• [What needs to be done]: Whenever the string "onnx" turns up in a line below, that line should be copied.

Page and application data records
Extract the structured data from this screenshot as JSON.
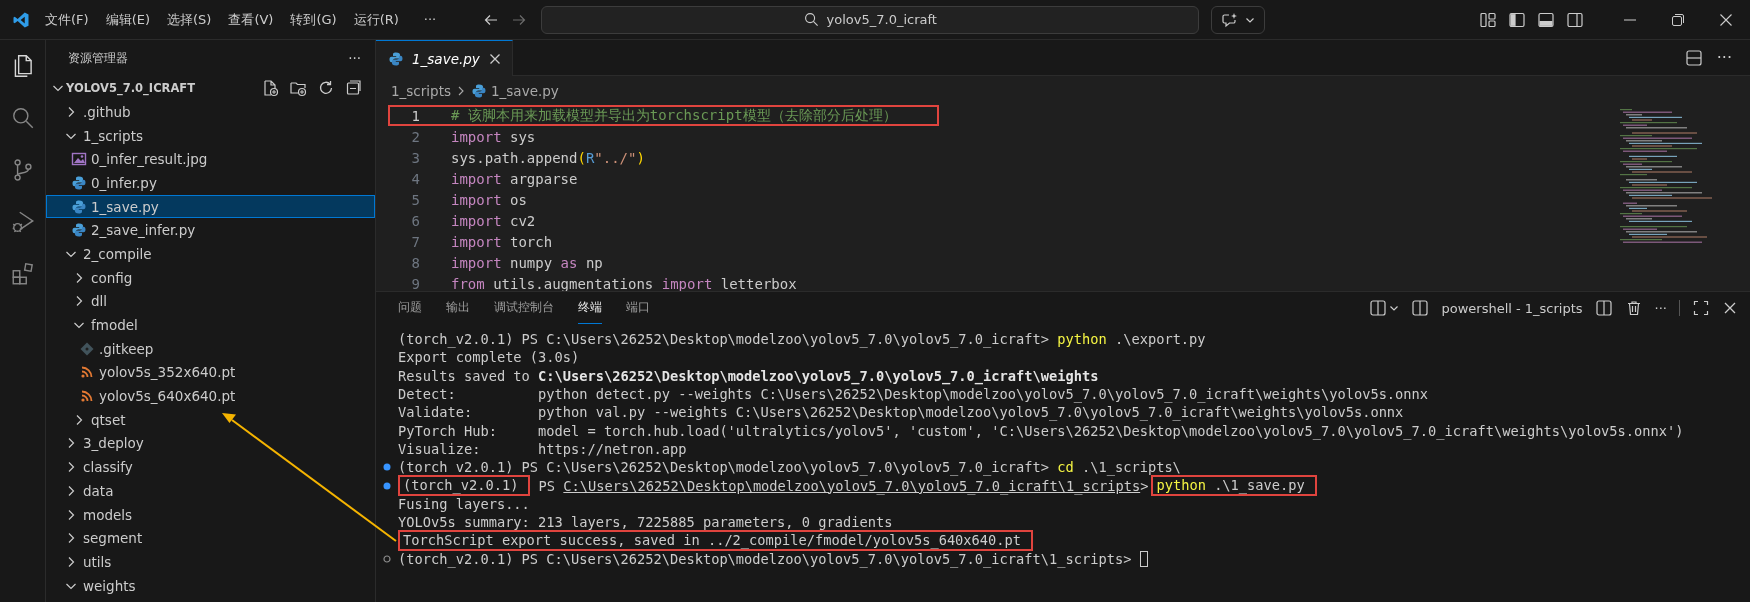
{
  "title_bar": {
    "menus": [
      "文件(F)",
      "编辑(E)",
      "选择(S)",
      "查看(V)",
      "转到(G)",
      "运行(R)"
    ],
    "more": "···",
    "back_disabled": false,
    "forward_disabled": true,
    "search": {
      "value": "yolov5_7.0_icraft"
    }
  },
  "activity_bar": [
    {
      "kind": "explorer",
      "selected": true
    },
    {
      "kind": "search",
      "selected": false
    },
    {
      "kind": "source-control",
      "selected": false
    },
    {
      "kind": "run-debug",
      "selected": false
    },
    {
      "kind": "extensions",
      "selected": false
    }
  ],
  "explorer": {
    "title": "资源管理器",
    "more": "···",
    "root": {
      "label": "YOLOV5_7.0_ICRAFT",
      "expanded": true
    },
    "tree": [
      {
        "label": ".github",
        "kind": "folder",
        "expanded": false,
        "selected": false
      },
      {
        "label": "1_scripts",
        "kind": "folder",
        "expanded": true,
        "selected": false,
        "children": [
          {
            "label": "0_infer_result.jpg",
            "kind": "image",
            "selected": false
          },
          {
            "label": "0_infer.py",
            "kind": "python",
            "selected": false
          },
          {
            "label": "1_save.py",
            "kind": "python",
            "selected": true
          },
          {
            "label": "2_save_infer.py",
            "kind": "python",
            "selected": false
          }
        ]
      },
      {
        "label": "2_compile",
        "kind": "folder",
        "expanded": true,
        "selected": false,
        "children": [
          {
            "label": "config",
            "kind": "folder",
            "expanded": false,
            "selected": false
          },
          {
            "label": "dll",
            "kind": "folder",
            "expanded": false,
            "selected": false
          },
          {
            "label": "fmodel",
            "kind": "folder",
            "expanded": true,
            "selected": false,
            "children": [
              {
                "label": ".gitkeep",
                "kind": "git",
                "selected": false
              },
              {
                "label": "yolov5s_352x640.pt",
                "kind": "model",
                "selected": false
              },
              {
                "label": "yolov5s_640x640.pt",
                "kind": "model",
                "selected": false,
                "pointed": true
              }
            ]
          },
          {
            "label": "qtset",
            "kind": "folder",
            "expanded": false,
            "selected": false
          }
        ]
      },
      {
        "label": "3_deploy",
        "kind": "folder",
        "expanded": false,
        "selected": false
      },
      {
        "label": "classify",
        "kind": "folder",
        "expanded": false,
        "selected": false
      },
      {
        "label": "data",
        "kind": "folder",
        "expanded": false,
        "selected": false
      },
      {
        "label": "models",
        "kind": "folder",
        "expanded": false,
        "selected": false
      },
      {
        "label": "segment",
        "kind": "folder",
        "expanded": false,
        "selected": false
      },
      {
        "label": "utils",
        "kind": "folder",
        "expanded": false,
        "selected": false
      },
      {
        "label": "weights",
        "kind": "folder",
        "expanded": true,
        "selected": false
      }
    ]
  },
  "editor": {
    "tabs": [
      {
        "label": "1_save.py",
        "selected": true
      }
    ],
    "more": "···",
    "breadcrumb": [
      "1_scripts",
      "1_save.py"
    ],
    "lines": [
      {
        "number": "1",
        "boxed": true,
        "tokens": [
          {
            "text": "# 该脚本用来加载模型并导出为torchscript模型（去除部分后处理）",
            "kind": "comment"
          }
        ]
      },
      {
        "number": "2",
        "boxed": false,
        "tokens": [
          {
            "text": "import",
            "kind": "keyword"
          },
          {
            "text": " sys",
            "kind": "plain"
          }
        ]
      },
      {
        "number": "3",
        "boxed": false,
        "tokens": [
          {
            "text": "sys.path.append",
            "kind": "plain"
          },
          {
            "text": "(",
            "kind": "bracket"
          },
          {
            "text": "R",
            "kind": "prefix"
          },
          {
            "text": "\"../\"",
            "kind": "string"
          },
          {
            "text": ")",
            "kind": "bracket"
          }
        ]
      },
      {
        "number": "4",
        "boxed": false,
        "tokens": [
          {
            "text": "import",
            "kind": "keyword"
          },
          {
            "text": " argparse",
            "kind": "plain"
          }
        ]
      },
      {
        "number": "5",
        "boxed": false,
        "tokens": [
          {
            "text": "import",
            "kind": "keyword"
          },
          {
            "text": " os",
            "kind": "plain"
          }
        ]
      },
      {
        "number": "6",
        "boxed": false,
        "tokens": [
          {
            "text": "import",
            "kind": "keyword"
          },
          {
            "text": " cv2",
            "kind": "plain"
          }
        ]
      },
      {
        "number": "7",
        "boxed": false,
        "tokens": [
          {
            "text": "import",
            "kind": "keyword"
          },
          {
            "text": " torch",
            "kind": "plain"
          }
        ]
      },
      {
        "number": "8",
        "boxed": false,
        "tokens": [
          {
            "text": "import",
            "kind": "keyword"
          },
          {
            "text": " numpy ",
            "kind": "plain"
          },
          {
            "text": "as",
            "kind": "keyword"
          },
          {
            "text": " np",
            "kind": "plain"
          }
        ]
      },
      {
        "number": "9",
        "boxed": false,
        "tokens": [
          {
            "text": "from",
            "kind": "keyword"
          },
          {
            "text": " utils.augmentations ",
            "kind": "plain"
          },
          {
            "text": "import",
            "kind": "keyword"
          },
          {
            "text": " letterbox",
            "kind": "plain"
          }
        ]
      }
    ]
  },
  "panel": {
    "tabs": [
      {
        "label": "问题",
        "selected": false
      },
      {
        "label": "输出",
        "selected": false
      },
      {
        "label": "调试控制台",
        "selected": false
      },
      {
        "label": "终端",
        "selected": true
      },
      {
        "label": "端口",
        "selected": false
      }
    ],
    "terminal_name": "powershell - 1_scripts",
    "more": "···",
    "lines": [
      {
        "decorated": false,
        "cursor": false,
        "segments": [
          {
            "text": "(torch_v2.0.1) PS C:\\Users\\26252\\Desktop\\modelzoo\\yolov5_7.0\\yolov5_7.0_icraft> ",
            "kind": "plain"
          },
          {
            "text": "python",
            "kind": "command"
          },
          {
            "text": " .\\export.py",
            "kind": "plain"
          }
        ]
      },
      {
        "decorated": false,
        "cursor": false,
        "segments": [
          {
            "text": "Export complete (3.0s)",
            "kind": "plain"
          }
        ]
      },
      {
        "decorated": false,
        "cursor": false,
        "segments": [
          {
            "text": "Results saved to ",
            "kind": "plain"
          },
          {
            "text": "C:\\Users\\26252\\Desktop\\modelzoo\\yolov5_7.0\\yolov5_7.0_icraft\\weights",
            "kind": "bold"
          }
        ]
      },
      {
        "decorated": false,
        "cursor": false,
        "segments": [
          {
            "text": "Detect:          python detect.py --weights C:\\Users\\26252\\Desktop\\modelzoo\\yolov5_7.0\\yolov5_7.0_icraft\\weights\\yolov5s.onnx",
            "kind": "plain"
          }
        ]
      },
      {
        "decorated": false,
        "cursor": false,
        "segments": [
          {
            "text": "Validate:        python val.py --weights C:\\Users\\26252\\Desktop\\modelzoo\\yolov5_7.0\\yolov5_7.0_icraft\\weights\\yolov5s.onnx",
            "kind": "plain"
          }
        ]
      },
      {
        "decorated": false,
        "cursor": false,
        "segments": [
          {
            "text": "PyTorch Hub:     model = torch.hub.load('ultralytics/yolov5', 'custom', 'C:\\Users\\26252\\Desktop\\modelzoo\\yolov5_7.0\\yolov5_7.0_icraft\\weights\\yolov5s.onnx')",
            "kind": "plain"
          }
        ]
      },
      {
        "decorated": false,
        "cursor": false,
        "segments": [
          {
            "text": "Visualize:       https://netron.app",
            "kind": "plain"
          }
        ]
      },
      {
        "decorated": true,
        "succeeded": true,
        "cursor": false,
        "segments": [
          {
            "text": "(torch_v2.0.1) PS C:\\Users\\26252\\Desktop\\modelzoo\\yolov5_7.0\\yolov5_7.0_icraft> ",
            "kind": "plain"
          },
          {
            "text": "cd",
            "kind": "command"
          },
          {
            "text": " .\\1_scripts\\",
            "kind": "plain"
          }
        ]
      },
      {
        "decorated": true,
        "succeeded": true,
        "cursor": false,
        "segments": [
          {
            "kind": "boxed",
            "segments": [
              {
                "text": "(torch_v2.0.1)",
                "kind": "plain"
              }
            ]
          },
          {
            "text": " PS ",
            "kind": "plain"
          },
          {
            "text": "C:\\Users\\26252\\Desktop\\modelzoo\\yolov5_7.0\\yolov5_7.0_icraft\\1_scripts",
            "kind": "link"
          },
          {
            "text": ">",
            "kind": "plain"
          },
          {
            "kind": "boxed",
            "segments": [
              {
                "text": "python",
                "kind": "command"
              },
              {
                "text": " .\\1_save.py",
                "kind": "plain"
              }
            ]
          }
        ]
      },
      {
        "decorated": false,
        "cursor": false,
        "segments": [
          {
            "text": "Fusing layers... ",
            "kind": "plain"
          }
        ]
      },
      {
        "decorated": false,
        "cursor": false,
        "segments": [
          {
            "text": "YOLOv5s summary: 213 layers, 7225885 parameters, 0 gradients",
            "kind": "plain"
          }
        ]
      },
      {
        "decorated": false,
        "cursor": false,
        "segments": [
          {
            "kind": "boxed",
            "segments": [
              {
                "text": "TorchScript export success, saved in ../2_compile/fmodel/yolov5s_640x640.pt",
                "kind": "plain"
              }
            ]
          }
        ]
      },
      {
        "decorated": true,
        "succeeded": false,
        "cursor": true,
        "segments": [
          {
            "text": "(torch_v2.0.1) PS C:\\Users\\26252\\Desktop\\modelzoo\\yolov5_7.0\\yolov5_7.0_icraft\\1_scripts> ",
            "kind": "plain"
          }
        ]
      }
    ]
  }
}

• [Answer box]:
            "text": "Detect:          python detect.py --weights C:\\Users\\26252\\Desktop\\modelzoo\\yolov5_7.0\\yolov5_7.0_icraft\\weights\\yolov5s.onnx",
            "text": "Validate:        python val.py --weights C:\\Users\\26252\\Desktop\\modelzoo\\yolov5_7.0\\yolov5_7.0_icraft\\weights\\yolov5s.onnx",
            "text": "PyTorch Hub:     model = torch.hub.load('ultralytics/yolov5', 'custom', 'C:\\Users\\26252\\Desktop\\modelzoo\\yolov5_7.0\\yolov5_7.0_icraft\\weights\\yolov5s.onnx')",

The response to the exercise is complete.